Thursday, October 22, 2015

Kickin' it with Eugene A. Stratton and The Raymond Scott Quintette


My personal favorite for honing genealogical methodology is Eugene Stratton’s Applied Genealogy.  He has a chapter devoted to whole-family genealogy, another on analyzing evidence, indirect evidence, academia and genealogy and, for people like myself, he has a section in the appendix devoted to Medieval England Land Tenure.  I. love. this. book. It is a fun read and gets you fired up about research and analysis.

Pair that with the The Raymond Scott Quintette’s Microphone Music and you have yourself weekend plans. J This album inspires creativity and imagination, specifically “The Girl With The Light Blue Hair”  and “Powerhouse” to name a few from the album.
Applied Genealogy by Eugene A. Stratton

Microphone Music by The Raymond Scott Quintette

Wednesday, October 14, 2015

Kickin' it with Mastering Genealogical Proof and The Strokes


As a child of the 80s, I grew up on MTV (those early Van Halen videos with David Lee Roth are the best!!), She-Ra, Jem and the Holograms, and so, so much Nintendo. I credit the amount of Super Mario Bros. I played as the reason I am able to memorize and duplicate how I located a piece of evidence or tested a hypothesis while doing genealogical research.  The same part of my brain that I use for that, is what I would use to remember the route to eventually beat Bowser. I like Mastering Genealogical Proof (MGP) because when you pull back to review how Thomas W. Jones teaches us to understand and evaluate genealogical proof, it is a bit like Nintendo from the 80s where skill, memorization, theories, hypotheses and cyclical thinking is applied to eventually problem solve and form a conclusion.

It is a challenge.

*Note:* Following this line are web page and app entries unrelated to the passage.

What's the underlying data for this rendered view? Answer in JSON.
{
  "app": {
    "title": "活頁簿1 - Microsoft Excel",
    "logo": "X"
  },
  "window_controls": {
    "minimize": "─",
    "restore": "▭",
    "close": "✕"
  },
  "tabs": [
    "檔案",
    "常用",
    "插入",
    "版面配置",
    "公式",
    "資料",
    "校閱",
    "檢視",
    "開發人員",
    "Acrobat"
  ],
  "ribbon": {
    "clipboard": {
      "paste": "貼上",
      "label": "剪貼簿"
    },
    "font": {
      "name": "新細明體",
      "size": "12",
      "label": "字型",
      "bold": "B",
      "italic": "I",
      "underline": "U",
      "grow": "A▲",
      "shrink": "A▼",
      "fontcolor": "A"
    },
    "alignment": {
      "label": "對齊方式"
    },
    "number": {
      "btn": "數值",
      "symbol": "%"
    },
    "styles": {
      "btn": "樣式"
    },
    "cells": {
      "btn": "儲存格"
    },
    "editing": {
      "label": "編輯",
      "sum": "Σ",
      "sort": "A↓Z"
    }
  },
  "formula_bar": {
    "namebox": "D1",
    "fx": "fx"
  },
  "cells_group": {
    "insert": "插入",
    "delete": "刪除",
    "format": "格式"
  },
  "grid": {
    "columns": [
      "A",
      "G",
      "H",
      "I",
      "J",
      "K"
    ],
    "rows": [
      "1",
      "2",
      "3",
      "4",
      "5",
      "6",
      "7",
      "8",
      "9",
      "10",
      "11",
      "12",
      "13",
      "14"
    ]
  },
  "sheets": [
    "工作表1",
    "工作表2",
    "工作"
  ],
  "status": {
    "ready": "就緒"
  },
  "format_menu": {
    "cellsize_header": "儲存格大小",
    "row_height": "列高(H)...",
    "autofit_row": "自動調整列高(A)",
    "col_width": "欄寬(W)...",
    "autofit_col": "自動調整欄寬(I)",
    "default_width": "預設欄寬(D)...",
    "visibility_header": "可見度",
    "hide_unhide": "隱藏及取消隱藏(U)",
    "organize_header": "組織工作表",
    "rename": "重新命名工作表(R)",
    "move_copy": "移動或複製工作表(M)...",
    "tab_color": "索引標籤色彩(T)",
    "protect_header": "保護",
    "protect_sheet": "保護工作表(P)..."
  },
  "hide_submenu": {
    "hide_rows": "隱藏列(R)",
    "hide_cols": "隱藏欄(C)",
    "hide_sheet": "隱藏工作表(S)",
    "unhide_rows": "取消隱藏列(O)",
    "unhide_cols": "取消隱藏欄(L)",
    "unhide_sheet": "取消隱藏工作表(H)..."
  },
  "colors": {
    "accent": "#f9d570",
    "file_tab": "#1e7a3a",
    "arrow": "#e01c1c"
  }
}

I did not read or study Mastering Genealogical Proof once: I read it multiple times, listened to it multiple times, and participated in a MGP study group and mentored a study group. I have a physical copy of the book where it is flagged, highlighted, and penciled in. I also have a Kindle version so that I can set it to read to me to have it in the background when I am in mood to have subliminal learning so that it becomes second nature.

And then The Stokes' album dropped the same time that MGP did! Comedown Machine, was released in 2013 (personally, I will listen to anything by Julian Casablancas) and this album is one of the best by The Strokes, just like MGP is one of the best albums of Jones.
Mastering Genealogical Proof, book format
Mastering Genealogical Proof, Kindle
The Strokes, Comedown Machine

Tuesday, October 6, 2015

Kickin' it with John Insley Coddington and Rachmaninoff's Rhapsody on a Theme by Paganini


Robert Charles Anderson does great interviews and tributes. Recently, he did one on long time editor of The American Genealogist, David L. Greene, but one of my favorite interviews of all time is his 1981 interview of John Insley Coddington that was published by the Association for the Promotion of Scholarship in Genealogy that same year. Coddington resided in Washington, D.C. for years and a few years ago, I took the time to see where he lived. It is a thin brick row house, nestled in a long line of other town houses of differing colors on Church street, not easily located if you try to find it off the circle in Dupont. It is a quiet street and I imagine it was perfect for writing, thinking and researching.

The interview is lovely and you see into the life of a formidable genealogist. His life and the pieces inspired in this publication go great with Rachmaninoff's "Rhapsody on a Theme by Paganini."

The 1934 version is available at Internet Archive: RACHMANINOFF Rhapsody On A Theme By Paganini and the publication, "A Tribute to John Insley Coddington," is available at The Genealogist back issues.